> HOW TO COMPLETE THIS TASK: The records follow. Filter them to the lines that hold "JSON".
Start of PROVIDED RECORDS
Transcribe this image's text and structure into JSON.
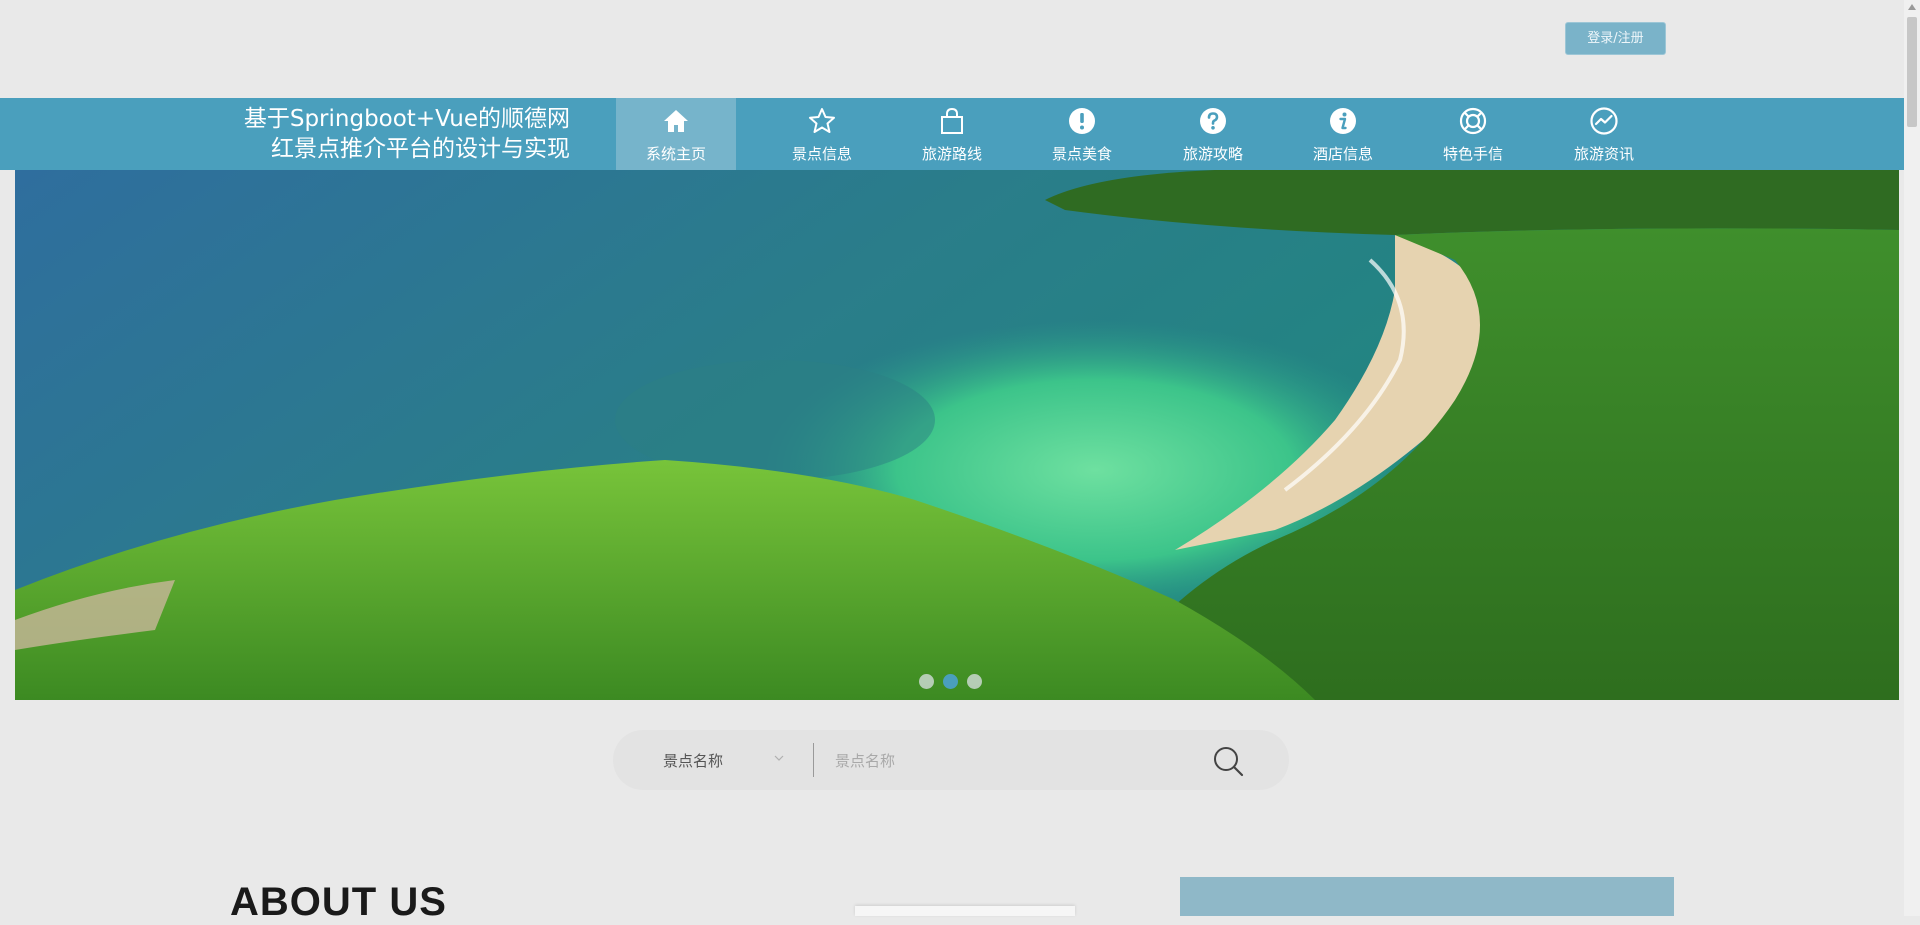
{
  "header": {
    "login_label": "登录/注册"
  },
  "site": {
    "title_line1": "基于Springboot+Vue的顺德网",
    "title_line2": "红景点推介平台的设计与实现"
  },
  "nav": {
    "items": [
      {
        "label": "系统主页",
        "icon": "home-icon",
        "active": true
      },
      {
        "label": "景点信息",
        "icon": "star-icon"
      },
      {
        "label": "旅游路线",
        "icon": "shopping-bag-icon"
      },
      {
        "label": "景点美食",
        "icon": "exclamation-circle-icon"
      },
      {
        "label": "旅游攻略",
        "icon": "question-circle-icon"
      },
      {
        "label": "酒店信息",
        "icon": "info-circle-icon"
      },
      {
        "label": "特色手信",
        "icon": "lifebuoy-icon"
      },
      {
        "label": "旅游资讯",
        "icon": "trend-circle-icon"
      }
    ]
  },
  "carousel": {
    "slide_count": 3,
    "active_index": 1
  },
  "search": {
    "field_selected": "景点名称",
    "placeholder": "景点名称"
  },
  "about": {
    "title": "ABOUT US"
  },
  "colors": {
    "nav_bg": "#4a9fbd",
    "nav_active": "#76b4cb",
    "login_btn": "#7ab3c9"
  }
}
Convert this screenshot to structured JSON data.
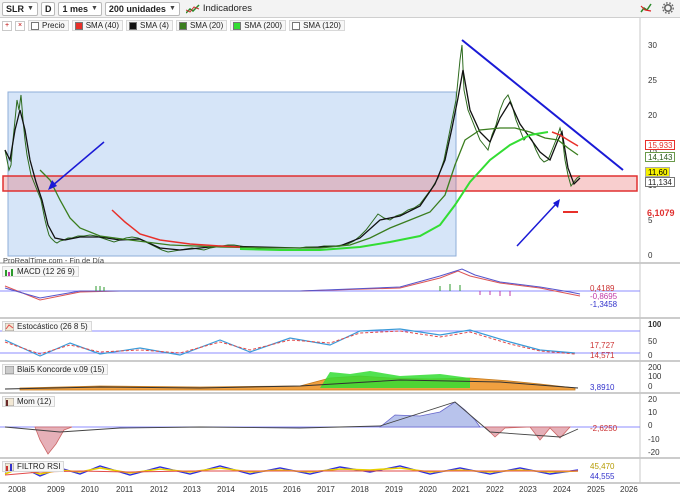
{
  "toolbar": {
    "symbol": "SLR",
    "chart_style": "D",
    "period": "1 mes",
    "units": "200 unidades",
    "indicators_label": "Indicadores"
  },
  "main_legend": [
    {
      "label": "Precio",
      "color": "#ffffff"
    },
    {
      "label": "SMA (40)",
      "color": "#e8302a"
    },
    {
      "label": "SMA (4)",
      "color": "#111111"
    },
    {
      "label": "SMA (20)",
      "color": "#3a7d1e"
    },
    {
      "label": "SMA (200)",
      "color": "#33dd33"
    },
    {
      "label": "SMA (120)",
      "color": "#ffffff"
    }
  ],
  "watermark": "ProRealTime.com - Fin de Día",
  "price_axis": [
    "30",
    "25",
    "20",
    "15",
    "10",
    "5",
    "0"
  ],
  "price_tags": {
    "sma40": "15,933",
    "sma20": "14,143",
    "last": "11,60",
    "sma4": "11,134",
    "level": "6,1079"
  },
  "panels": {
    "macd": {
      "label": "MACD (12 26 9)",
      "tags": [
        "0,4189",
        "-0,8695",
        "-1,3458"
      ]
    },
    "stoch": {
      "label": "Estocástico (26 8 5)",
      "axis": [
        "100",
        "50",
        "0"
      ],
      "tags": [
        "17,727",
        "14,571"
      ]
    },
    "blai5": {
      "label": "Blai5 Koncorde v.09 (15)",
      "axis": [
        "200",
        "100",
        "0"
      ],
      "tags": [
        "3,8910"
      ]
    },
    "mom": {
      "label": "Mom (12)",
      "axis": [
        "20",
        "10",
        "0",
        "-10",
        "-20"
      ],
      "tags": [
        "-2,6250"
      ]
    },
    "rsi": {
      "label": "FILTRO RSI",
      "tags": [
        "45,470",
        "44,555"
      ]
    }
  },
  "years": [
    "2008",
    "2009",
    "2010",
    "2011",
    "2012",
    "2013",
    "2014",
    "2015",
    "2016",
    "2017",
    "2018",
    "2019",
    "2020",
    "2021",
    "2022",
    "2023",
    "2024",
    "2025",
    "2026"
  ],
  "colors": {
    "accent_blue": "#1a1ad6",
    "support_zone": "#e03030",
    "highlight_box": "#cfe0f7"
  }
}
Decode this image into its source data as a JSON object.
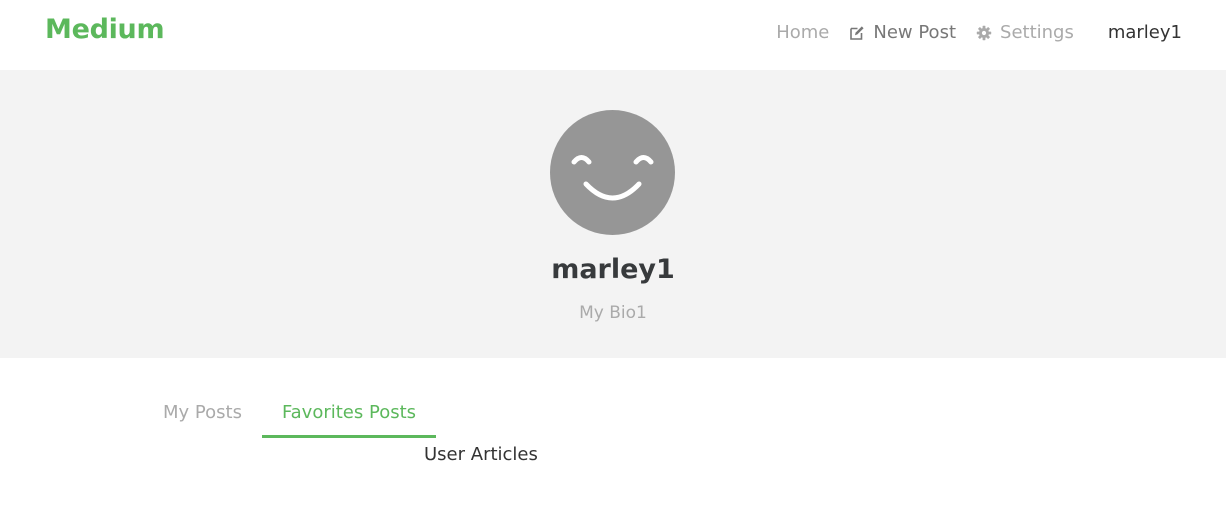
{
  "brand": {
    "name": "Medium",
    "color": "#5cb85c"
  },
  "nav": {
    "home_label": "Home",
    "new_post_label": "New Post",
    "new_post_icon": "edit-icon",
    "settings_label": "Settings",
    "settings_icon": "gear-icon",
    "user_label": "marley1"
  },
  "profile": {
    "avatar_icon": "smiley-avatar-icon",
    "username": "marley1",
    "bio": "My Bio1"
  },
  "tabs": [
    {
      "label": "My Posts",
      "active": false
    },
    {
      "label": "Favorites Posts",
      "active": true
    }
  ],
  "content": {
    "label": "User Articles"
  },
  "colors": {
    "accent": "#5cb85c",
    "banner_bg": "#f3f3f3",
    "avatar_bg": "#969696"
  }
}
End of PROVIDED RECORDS
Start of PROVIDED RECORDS
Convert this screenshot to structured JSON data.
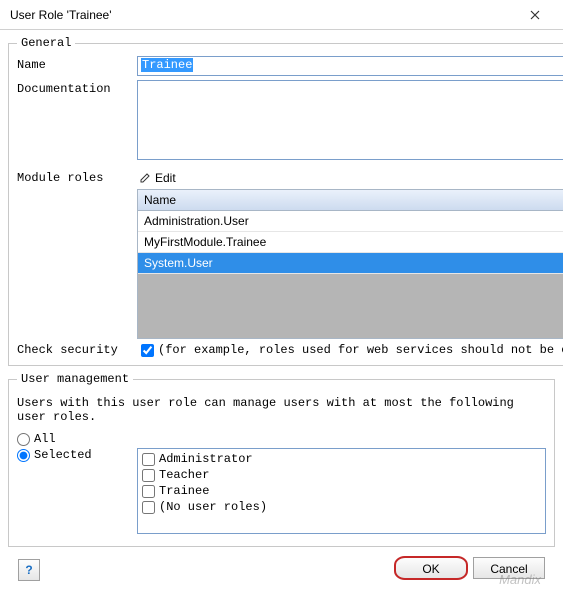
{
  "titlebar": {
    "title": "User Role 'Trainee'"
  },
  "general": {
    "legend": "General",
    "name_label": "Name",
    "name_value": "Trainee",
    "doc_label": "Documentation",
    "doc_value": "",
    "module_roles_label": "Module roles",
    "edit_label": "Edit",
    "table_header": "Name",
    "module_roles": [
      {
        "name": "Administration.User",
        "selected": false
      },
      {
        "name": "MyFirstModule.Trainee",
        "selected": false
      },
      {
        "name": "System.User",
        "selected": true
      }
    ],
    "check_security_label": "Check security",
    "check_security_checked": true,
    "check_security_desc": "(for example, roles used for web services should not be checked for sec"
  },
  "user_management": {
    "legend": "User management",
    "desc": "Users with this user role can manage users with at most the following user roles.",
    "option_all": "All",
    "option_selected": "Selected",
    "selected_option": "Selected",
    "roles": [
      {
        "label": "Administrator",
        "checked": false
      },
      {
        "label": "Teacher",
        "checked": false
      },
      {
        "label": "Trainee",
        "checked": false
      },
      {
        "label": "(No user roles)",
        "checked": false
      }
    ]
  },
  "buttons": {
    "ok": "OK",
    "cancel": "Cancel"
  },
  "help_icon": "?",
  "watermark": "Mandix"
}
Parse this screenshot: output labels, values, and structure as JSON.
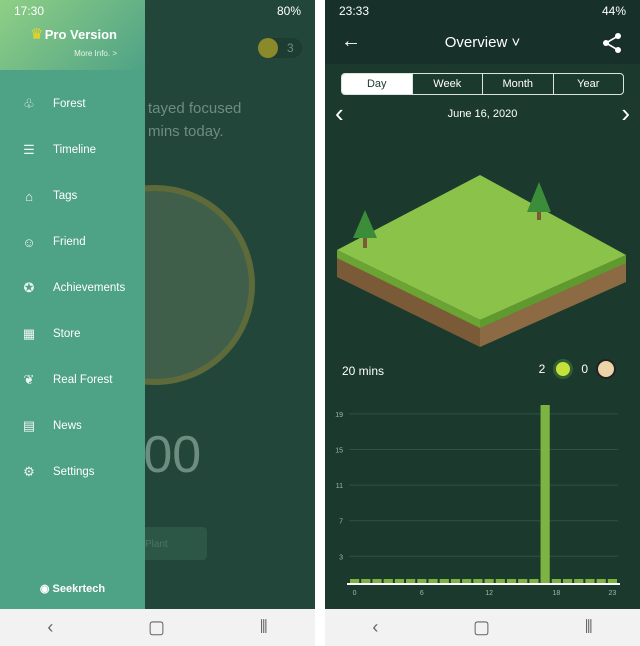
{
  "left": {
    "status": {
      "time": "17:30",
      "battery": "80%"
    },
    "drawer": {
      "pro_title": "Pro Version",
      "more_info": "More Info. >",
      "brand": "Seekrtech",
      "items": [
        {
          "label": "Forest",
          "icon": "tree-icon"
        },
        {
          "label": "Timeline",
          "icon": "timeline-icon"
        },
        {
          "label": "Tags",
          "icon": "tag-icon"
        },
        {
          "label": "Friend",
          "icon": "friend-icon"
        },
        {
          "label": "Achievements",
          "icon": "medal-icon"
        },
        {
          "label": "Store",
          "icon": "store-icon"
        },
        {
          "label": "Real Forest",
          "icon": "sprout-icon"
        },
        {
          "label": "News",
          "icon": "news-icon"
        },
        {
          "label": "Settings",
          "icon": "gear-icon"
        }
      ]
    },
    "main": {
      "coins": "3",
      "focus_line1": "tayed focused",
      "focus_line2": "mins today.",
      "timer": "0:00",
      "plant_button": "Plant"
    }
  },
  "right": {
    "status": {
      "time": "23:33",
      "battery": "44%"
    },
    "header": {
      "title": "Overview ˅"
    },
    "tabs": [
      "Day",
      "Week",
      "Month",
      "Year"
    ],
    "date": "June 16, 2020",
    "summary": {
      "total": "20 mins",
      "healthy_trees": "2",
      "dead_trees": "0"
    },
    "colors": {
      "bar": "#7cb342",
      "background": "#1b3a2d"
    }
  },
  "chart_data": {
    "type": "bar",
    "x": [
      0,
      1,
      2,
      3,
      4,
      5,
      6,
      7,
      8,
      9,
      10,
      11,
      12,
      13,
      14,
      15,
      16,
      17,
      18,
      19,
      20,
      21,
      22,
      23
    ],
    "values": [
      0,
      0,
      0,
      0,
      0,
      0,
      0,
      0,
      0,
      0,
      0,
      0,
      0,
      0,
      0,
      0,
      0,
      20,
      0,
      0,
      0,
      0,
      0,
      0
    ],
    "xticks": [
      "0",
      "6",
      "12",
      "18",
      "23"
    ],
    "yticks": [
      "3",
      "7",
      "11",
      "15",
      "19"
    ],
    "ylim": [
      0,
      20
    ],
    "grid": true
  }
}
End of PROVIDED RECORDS
> ANSWER AREA:
Transcribe this image's text and structure into JSON.
Convert this screenshot to structured JSON data.
Decode this image into its source data as a JSON object.
Convert this screenshot to structured JSON data.
Parse this screenshot: output labels, values, and structure as JSON.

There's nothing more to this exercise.